Indices and Model Portfolios
Over the last week, we saw the indices and model portfolios move negatively over fear of whether President Trump can do what he said, so there was a bit of a wobble. As I watch the markets today that wobble has disappeared and optimism is abounding, with most European Indices up nearly 1.5% which will be very good for our positioning. The US and Asia had positive sessions overnight that will also be reflected in the prices tomorrow, so as we move towards the end of the month we expect to see January being positive and directionally the total opposite of January 2016. It is important to note as we move throughout the year that we will always see strong periods of positivity and then a wobble, which is normal market behaviour. The key focus is the trend and the trend is definitely positive as the global asset rotation continues and investors move from non-equity into equity. In perspective, last year there was $3 trillion moved from US government debt into US equities according to M&G, which equates to an enormous amount of capital moving from assets that are now considered toxic to those that are in favour.
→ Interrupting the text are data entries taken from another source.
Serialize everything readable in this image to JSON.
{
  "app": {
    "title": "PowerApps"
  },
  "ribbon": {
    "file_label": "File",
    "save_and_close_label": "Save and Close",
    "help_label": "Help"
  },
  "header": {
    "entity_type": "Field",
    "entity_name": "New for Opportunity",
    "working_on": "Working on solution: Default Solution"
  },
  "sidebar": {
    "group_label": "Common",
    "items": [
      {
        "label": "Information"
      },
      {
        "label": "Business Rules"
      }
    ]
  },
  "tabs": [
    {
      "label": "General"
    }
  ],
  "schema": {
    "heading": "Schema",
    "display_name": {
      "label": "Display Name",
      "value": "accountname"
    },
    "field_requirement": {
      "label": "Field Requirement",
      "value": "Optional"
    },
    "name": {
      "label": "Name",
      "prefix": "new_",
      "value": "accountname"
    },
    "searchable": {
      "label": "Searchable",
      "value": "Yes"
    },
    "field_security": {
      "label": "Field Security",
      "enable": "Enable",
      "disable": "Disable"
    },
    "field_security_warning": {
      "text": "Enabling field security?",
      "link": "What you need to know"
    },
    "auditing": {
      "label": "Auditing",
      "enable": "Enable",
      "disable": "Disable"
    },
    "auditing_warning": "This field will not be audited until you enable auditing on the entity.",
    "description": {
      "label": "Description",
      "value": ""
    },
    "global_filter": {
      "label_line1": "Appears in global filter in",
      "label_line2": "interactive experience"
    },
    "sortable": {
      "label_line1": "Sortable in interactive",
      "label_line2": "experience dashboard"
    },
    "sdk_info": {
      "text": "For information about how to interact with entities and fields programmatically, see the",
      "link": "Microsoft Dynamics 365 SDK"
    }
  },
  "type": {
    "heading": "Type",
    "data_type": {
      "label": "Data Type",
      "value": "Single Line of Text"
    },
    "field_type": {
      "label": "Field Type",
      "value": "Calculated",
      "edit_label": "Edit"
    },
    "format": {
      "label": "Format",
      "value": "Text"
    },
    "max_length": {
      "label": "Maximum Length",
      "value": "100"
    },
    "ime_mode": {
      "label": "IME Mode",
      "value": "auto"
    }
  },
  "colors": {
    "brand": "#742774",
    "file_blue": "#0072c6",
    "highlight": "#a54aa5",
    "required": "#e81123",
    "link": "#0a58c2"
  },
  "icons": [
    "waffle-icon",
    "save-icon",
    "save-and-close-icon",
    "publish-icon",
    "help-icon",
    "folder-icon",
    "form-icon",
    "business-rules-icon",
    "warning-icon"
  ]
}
We see no reason today why that trend will not continue.
This day in History
On 25th January 1905 at the Premier Mine in Pretoria, South Africa, a 3,106-carat diamond is discovered during a routine inspection by the mine’s superintendent. Weighing 1.33 pounds and christened the “Cullinan,” it was the largest diamond ever found. Frederick Wells was 18 feet below the earth’s surface when he spotted a flash of starlight embedded in the wall just above him. His discovery was presented that same afternoon to Sir Thomas Cullinan, who owned the mine. Cullinan then sold the diamond to the Transvaal provincial government, which presented the stone to Britain’s King Edward VII as a birthday gift. Worried that the diamond might be stolen in transit from Africa to London, Edward arranged to send a phony diamond aboard a steamer ship loaded with detectives as a diversionary tactic. While the decoy slowly made its way from Africa on the ship, the Cullinan was sent to England in a plain box. Edward entrusted the cutting of the Cullinan to Joseph Asscher, head of the Asscher Diamond Company of Amsterdam. Asscher, who had cut the famous Excelsior Diamond, a 971-carat diamond found in 1893, studied the stone for six months before attempting the cut. On his first attempt, the steel blade broke, with no effect on the diamond. On the second attempt, the diamond shattered exactly as planned, Asscher then fainted from nervous exhaustion.
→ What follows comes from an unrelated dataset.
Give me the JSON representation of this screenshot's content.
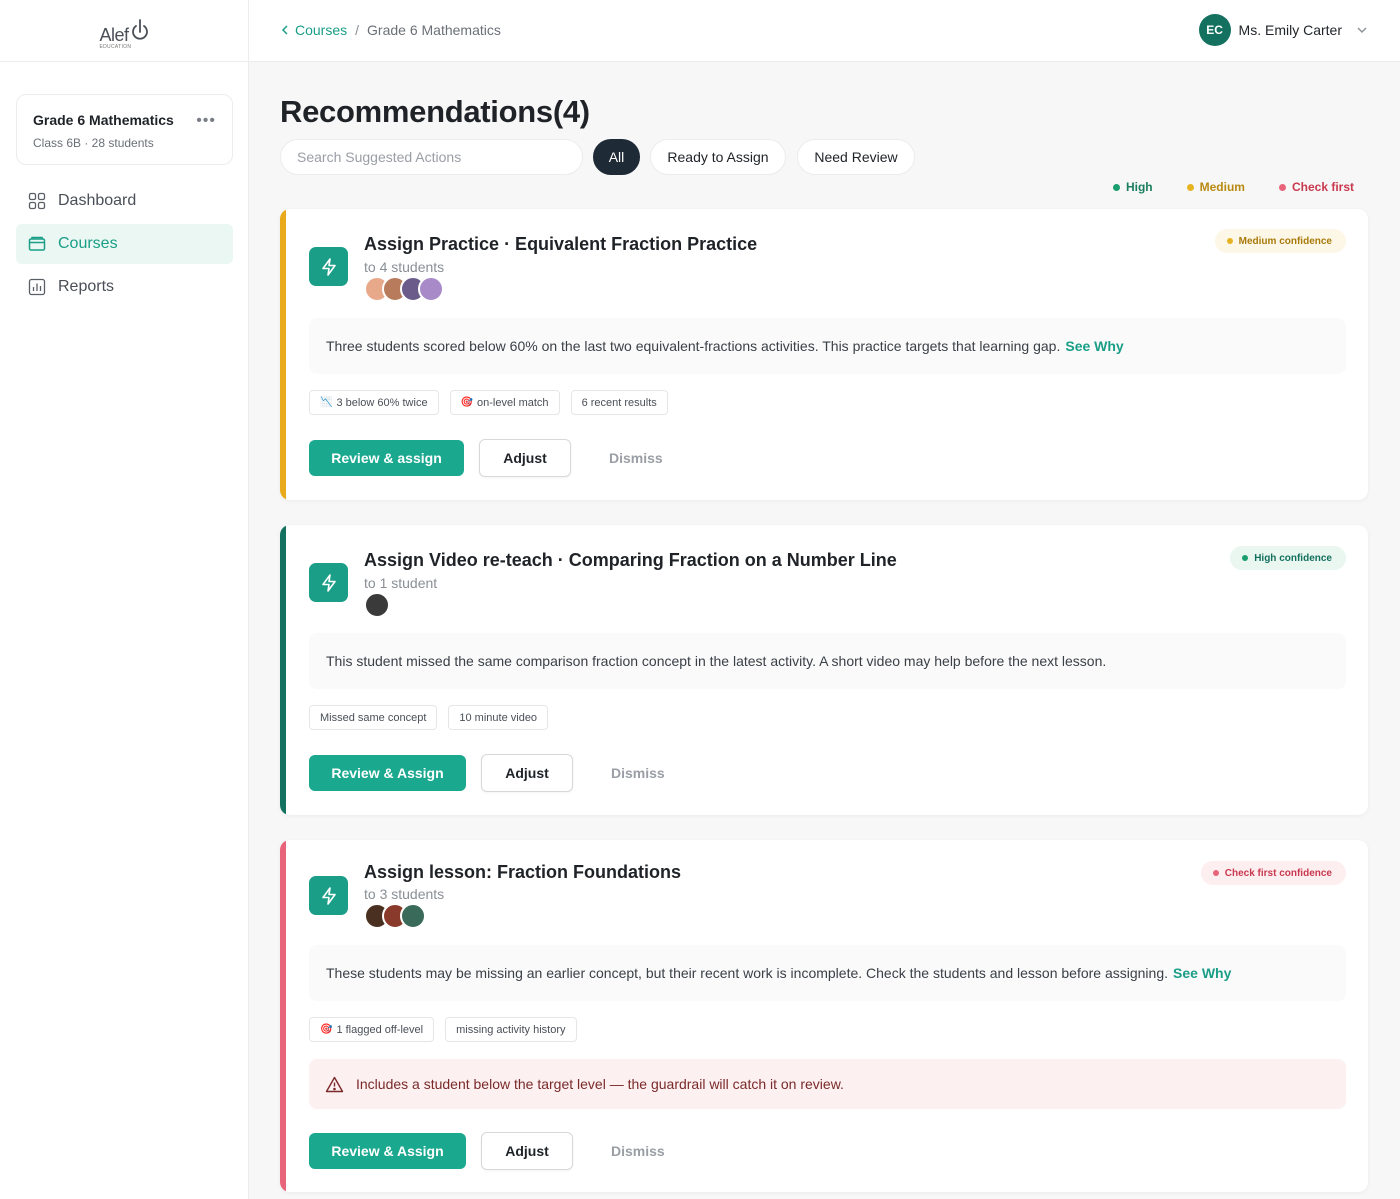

The Cullinan was later cut into nine large stones and about 100 smaller ones, valued at millions of dollars all told. The largest stone is called the “Star of Africa I,” or “Cullinan I,” and at 530 carats, it is the largest-cut fine-quality colourless diamond in the world. The second largest stone, the “Star of Africa II” or “Cullinan II,” is 317 carats. Both of these stones, as well as the “Cullinan III,” are on display in the Tower of London with Britain’s other crown jewels; the Cullinan I is mounted in the British Sovereign’s Royal Sceptre, while the Cullinan II sits in the Imperial State Crown.
As always have a great week and we look forward to reporting on the month of January as a whole next Wednesday as we close January.
Jason Stather-Lodge CFP, MCSI, APFS
CEO & Founder
Chartered & Certified Financial Planner
Chartered Wealth Manager